The Salvation Army in Polk, St. Croix and Burnett counties recently notified the media of an imminent concern and the future of their shelter programs.

""Our housing programs are at risk," local Salvation Army Director Duana Bremer said. "Donations are down and demand is up."

The Salvation Army and their local shelter programs have been serving the homeless in Polk, St. Croix and Burnett counties for over 15 years. In that time, thousands of people have been served through shelter doors at Grace Place, Serenity Home and Faith House. Each shelter is unique in design and each serving a different population, yet all meeting the needs of those without a home. These shelters are not a typical homeless shelter that many may think — they are not just a warm place to stay with a meal. They are a chance for an individual or a family to get a hand up when they have fallen on hard times and become homeless. The shelters, across all three counties provide programs that encourage individuals to get healthy, seek employment and then permanent housing.

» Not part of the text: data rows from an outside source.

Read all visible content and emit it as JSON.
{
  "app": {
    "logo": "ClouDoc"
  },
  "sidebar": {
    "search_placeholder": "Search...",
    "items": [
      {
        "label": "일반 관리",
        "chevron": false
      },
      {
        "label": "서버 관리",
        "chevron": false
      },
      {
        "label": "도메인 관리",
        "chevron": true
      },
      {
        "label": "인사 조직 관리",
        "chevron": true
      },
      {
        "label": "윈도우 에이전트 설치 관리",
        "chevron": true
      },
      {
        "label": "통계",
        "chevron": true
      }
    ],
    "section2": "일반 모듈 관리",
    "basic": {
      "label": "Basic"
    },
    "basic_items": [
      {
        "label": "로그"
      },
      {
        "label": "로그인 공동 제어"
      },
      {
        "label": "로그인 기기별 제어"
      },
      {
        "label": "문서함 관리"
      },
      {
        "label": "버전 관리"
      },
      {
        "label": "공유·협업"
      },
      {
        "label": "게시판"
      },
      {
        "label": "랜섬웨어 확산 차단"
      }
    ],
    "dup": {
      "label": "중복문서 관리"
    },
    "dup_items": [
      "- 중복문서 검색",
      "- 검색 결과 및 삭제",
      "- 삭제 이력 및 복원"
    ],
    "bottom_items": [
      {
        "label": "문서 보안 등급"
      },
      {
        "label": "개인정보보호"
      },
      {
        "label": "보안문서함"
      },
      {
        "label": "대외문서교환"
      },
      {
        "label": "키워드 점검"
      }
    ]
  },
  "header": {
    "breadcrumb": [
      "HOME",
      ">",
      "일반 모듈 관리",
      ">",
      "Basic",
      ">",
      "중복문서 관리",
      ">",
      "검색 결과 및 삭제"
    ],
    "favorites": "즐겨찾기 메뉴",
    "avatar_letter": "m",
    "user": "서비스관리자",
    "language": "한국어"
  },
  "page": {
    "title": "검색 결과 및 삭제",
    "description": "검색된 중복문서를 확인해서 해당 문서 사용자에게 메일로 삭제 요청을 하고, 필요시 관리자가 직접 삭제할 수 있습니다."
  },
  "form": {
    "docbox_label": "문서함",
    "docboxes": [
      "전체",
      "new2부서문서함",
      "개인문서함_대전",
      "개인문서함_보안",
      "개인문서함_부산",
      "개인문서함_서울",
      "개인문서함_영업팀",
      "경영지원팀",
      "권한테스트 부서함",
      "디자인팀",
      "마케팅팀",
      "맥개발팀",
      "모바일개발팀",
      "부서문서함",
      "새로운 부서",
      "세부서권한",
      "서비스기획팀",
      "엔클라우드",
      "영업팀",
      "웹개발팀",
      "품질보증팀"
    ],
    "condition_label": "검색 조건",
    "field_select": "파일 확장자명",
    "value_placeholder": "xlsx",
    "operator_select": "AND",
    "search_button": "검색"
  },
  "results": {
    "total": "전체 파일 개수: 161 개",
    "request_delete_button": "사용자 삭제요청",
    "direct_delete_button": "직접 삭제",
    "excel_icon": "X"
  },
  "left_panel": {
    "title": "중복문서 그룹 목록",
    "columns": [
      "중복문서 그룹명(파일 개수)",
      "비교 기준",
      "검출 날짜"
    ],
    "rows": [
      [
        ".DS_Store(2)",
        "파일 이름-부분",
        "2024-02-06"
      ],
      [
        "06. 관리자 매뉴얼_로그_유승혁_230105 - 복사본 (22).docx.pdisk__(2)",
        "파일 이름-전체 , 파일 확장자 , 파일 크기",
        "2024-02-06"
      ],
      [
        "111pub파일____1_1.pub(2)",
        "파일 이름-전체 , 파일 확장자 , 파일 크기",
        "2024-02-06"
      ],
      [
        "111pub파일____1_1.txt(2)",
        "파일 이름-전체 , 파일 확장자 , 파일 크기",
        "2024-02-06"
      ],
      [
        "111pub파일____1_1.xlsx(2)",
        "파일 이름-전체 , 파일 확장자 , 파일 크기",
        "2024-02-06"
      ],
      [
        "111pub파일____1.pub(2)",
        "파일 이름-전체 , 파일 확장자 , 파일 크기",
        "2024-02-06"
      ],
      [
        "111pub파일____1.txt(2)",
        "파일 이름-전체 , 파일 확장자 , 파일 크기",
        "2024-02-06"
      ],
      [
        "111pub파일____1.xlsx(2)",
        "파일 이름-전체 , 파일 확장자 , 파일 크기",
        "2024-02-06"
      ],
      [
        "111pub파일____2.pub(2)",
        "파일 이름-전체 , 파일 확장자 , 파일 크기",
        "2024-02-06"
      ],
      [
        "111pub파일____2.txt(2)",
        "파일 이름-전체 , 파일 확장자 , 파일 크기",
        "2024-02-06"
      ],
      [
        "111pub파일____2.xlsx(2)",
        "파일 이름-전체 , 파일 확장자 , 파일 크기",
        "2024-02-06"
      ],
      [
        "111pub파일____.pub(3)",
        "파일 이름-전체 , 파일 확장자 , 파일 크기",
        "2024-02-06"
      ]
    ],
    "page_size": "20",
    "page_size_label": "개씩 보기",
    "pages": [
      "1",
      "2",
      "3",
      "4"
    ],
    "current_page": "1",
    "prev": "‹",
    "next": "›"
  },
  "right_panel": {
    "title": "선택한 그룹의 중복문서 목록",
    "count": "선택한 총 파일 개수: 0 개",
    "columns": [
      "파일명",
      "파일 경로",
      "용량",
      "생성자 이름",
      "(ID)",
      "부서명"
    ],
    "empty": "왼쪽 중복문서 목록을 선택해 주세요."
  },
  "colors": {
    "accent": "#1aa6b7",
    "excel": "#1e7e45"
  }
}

"Our program is based on the principles of Salvation Army founder William Booth: 'Soup, Soap and Salvation,' Bremer said. "We meet the physical needs first and then concentrate on lifting them up. Through education and encouragement, 82 percent of our residents will leave our program and go into permanent housing.

"We have been serving record numbers of people in need and quite simply, donations have not kept up with the demand for our services and our budget is at a serious shortfall."

Over the past three years, Grace Place Shelter in New Richmond underwent a major expansion project. Based on need, additional shelter space was sought, but the donations to keep operating and serving have not kept up with what the organization needs. In 2014, before their expansion, Grace Place served 169 individuals. In 2017, the organization has served over 354 individuals — more than doubling the amount served. While donations have increased, they have not increased enough to cover the demand for services.

With the increase in demand and a growing homeless population, the shelters are finding themselves in a significant deficit and are going to the public to ask for help with additional donations.

"Our shelters are staffed 24 hours a day, serving individuals in the most need," Bremer added. "We are here to provide shelter and encouragement to the homeless and the vulnerable; those who need our help the most. We know we live in a generous community and we are counting on folks to give so we can continue to serve."

The Salvation Army Red Kettle Campaign is currently underway and the goals are set high for those efforts. The dollars raised in those campaigns are used to help people in need of rent, heat or utility assistance locally. Some dollars trickle over to shelter expenses but they are not significant enough to make a big impact.

"We need to have a great kettle campaign and we need people to give to our shelters," Bremer said. "We know we are asking for a lot, but we also know our community and have seen the generosity before."